--- Input ---
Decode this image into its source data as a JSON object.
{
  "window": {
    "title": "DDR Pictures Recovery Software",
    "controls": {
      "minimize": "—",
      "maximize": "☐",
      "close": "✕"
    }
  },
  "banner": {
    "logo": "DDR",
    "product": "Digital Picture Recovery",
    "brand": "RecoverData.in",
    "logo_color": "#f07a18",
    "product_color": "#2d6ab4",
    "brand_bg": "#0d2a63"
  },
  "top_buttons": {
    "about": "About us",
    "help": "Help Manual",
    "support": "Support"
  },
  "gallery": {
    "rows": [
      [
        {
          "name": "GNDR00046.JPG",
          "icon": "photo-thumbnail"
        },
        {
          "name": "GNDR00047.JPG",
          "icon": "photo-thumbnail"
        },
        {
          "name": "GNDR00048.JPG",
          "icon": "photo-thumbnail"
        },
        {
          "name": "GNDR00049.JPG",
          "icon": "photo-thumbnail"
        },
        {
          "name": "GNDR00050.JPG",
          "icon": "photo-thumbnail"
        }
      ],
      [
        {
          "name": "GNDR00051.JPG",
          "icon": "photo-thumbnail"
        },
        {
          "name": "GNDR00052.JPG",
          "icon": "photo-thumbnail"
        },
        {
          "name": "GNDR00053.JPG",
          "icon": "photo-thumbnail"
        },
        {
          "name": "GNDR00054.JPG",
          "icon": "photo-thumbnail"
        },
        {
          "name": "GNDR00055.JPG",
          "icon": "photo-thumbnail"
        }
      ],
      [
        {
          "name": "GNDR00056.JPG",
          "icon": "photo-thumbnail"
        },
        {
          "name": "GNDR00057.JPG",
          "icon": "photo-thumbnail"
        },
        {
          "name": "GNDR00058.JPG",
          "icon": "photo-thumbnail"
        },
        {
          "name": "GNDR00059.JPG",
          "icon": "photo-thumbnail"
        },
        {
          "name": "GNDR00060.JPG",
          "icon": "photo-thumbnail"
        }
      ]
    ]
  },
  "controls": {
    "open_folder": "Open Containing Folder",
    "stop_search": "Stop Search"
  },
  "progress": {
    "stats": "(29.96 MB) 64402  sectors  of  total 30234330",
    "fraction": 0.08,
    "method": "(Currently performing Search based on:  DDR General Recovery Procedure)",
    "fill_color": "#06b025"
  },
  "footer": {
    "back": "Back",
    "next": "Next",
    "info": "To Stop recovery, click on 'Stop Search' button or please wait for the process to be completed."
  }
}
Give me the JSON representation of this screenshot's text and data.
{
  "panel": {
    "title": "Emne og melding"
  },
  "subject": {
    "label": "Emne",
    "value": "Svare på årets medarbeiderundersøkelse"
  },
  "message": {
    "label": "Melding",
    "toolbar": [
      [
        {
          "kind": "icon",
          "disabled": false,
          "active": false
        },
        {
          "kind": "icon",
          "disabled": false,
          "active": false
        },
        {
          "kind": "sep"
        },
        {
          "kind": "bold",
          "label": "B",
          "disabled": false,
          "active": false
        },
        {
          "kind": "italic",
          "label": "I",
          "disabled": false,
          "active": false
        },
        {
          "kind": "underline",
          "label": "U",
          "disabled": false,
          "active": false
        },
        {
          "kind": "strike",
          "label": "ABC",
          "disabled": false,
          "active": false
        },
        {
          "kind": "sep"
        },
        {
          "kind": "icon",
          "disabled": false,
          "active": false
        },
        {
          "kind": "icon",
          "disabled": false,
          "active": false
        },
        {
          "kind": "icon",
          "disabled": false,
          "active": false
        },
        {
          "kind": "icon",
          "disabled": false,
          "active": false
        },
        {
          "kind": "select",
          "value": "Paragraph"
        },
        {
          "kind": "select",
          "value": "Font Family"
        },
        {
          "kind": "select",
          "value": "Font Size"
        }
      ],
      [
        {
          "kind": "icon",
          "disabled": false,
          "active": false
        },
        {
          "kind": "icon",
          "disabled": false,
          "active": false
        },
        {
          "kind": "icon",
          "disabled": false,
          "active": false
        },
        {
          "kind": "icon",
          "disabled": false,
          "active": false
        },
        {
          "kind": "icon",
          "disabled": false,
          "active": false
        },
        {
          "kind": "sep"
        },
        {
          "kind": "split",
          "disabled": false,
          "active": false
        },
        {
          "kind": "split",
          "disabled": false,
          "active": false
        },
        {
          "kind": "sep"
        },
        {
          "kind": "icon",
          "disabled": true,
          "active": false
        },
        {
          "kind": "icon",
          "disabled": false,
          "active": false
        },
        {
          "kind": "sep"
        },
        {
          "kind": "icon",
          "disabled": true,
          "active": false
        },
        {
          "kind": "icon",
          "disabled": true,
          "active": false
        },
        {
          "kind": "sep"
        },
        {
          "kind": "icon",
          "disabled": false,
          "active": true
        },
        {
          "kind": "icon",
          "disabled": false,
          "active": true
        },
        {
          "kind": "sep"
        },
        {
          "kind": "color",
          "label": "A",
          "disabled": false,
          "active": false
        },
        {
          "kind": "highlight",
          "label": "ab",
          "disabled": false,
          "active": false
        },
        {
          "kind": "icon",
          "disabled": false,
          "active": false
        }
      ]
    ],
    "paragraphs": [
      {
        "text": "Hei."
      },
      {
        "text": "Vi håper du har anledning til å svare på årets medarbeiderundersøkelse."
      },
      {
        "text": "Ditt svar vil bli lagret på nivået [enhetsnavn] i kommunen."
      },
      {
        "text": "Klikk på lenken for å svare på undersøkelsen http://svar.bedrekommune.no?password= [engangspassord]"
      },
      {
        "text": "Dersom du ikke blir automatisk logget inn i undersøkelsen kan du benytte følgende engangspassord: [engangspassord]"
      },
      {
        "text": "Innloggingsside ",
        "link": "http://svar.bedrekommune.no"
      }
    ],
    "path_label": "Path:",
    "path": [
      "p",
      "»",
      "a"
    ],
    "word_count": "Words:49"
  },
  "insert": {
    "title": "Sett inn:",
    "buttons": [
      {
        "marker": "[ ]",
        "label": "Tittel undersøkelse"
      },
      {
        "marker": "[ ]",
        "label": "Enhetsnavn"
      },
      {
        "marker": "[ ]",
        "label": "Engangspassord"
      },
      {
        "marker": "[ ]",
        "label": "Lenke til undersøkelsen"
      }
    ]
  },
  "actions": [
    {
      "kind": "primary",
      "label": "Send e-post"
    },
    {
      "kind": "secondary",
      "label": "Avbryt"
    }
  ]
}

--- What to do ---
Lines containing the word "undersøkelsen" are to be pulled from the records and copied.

--- Output for this task ---
        "text": "Klikk på lenken for å svare på undersøkelsen http://svar.bedrekommune.no?password= [engangspassord]"
        "text": "Dersom du ikke blir automatisk logget inn i undersøkelsen kan du benytte følgende engangspassord: [engangspassord]"
        "label": "Lenke til undersøkelsen"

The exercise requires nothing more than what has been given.